In this tutorial, we’ll explore the key differences between these two engines and discuss their advantages and disadvantages.
2. JUnit Vintage Engine
The junit-vintage-engine is designed for tests written in older versions of JUnit, such as JUnit 3 and JUnit 4. This engine provides backward compatibility with older versions of JUnit. Additionally, it allows using older tests while taking advantage of the new JUnit 5 features.
One of the key benefits of the junit-vintage-engine is the consistent testing environment for older tests. In addition, it works well in conjunction with the newer JUnit tests. This makes it easy to gradually migrate tests to JUnit 5 without doing a complete migration at once. The junit-vintage-engine also supports a wide range of test runners and frameworks, making it easy to integrate with existing development workflows.
However, there are some limitations to the junit-vintage-engine. It is designed for running tests written in older versions of JUnit. Thus, it does not support newer features and capabilities of JUnit 5, such as nested and parameterized tests. Additionally, some configurations and settings in the junit-jupiter-engine are unavailable in the junit-vintage-engine.
3. JUnit Jupiter Engine
The junit-jupiter-engine is the default testing engine in JUnit 5. It is designed to take advantage of the new capabilities of the JUnit 5 platform. This engine provides a wide range of testing styles and paradigms, including parameterized, nested, and dynamic tests, making it a highly versatile tool for testing Java applications.
One of the key benefits of the junit-jupiter-engine is its modular architecture, which makes it highly extensible and customizable. This means developers can easily add new features and functionality to the framework by writing custom extensions and plugins. The junit-jupiter-engine also provides a rich set of assertion methods that simplify testing various objects and data structures.

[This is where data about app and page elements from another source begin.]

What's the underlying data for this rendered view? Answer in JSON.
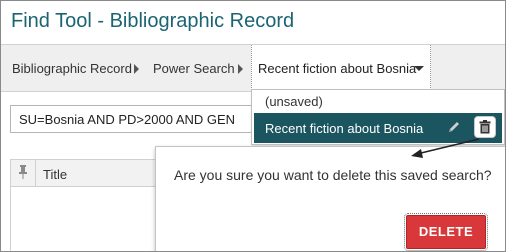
{
  "window": {
    "title": "Find Tool - Bibliographic Record"
  },
  "breadcrumb": {
    "items": [
      "Bibliographic Record",
      "Power Search"
    ],
    "current": "Recent fiction about Bosnia"
  },
  "search": {
    "query": "SU=Bosnia AND PD>2000 AND GEN"
  },
  "table": {
    "columns": [
      "Title"
    ]
  },
  "saved_searches_dropdown": {
    "options": [
      "(unsaved)",
      "Recent fiction about Bosnia"
    ],
    "selected": "Recent fiction about Bosnia"
  },
  "confirm_dialog": {
    "message": "Are you sure you want to delete this saved search?",
    "delete_label": "DELETE"
  },
  "colors": {
    "title": "#1b6474",
    "selected_row": "#1a5560",
    "delete_button": "#d8383a"
  },
  "icons": [
    "chevron-right-icon",
    "caret-down-icon",
    "pin-icon",
    "pencil-icon",
    "trash-icon"
  ]
}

However, one potential drawback of the junit-jupiter-engine is that it may require additional setup and configuration compared to the junit-vintage-engine. This is particularly true if developers are migrating from older versions of JUnit. The junit-jupiter-engine may have problems running older tests written using the JUnit 3 or JUnit 4 frameworks.
When choosing between the junit-vintage-engine and the junit-jupiter-engine, developers should consider several factors: the age of the existing tests, the complexity of the testing environment, and familiarity with JUnit 5. Ultimately, the decision will depend on the project’s specific needs and requirements.
The JUnit 5 platform provides developers with a powerful and flexible framework for testing Java applications. By leveraging the strengths of both the junit-vintage-engine and the junit-jupiter-engine, we can create robust and reliable tests to ensure quality and reliability.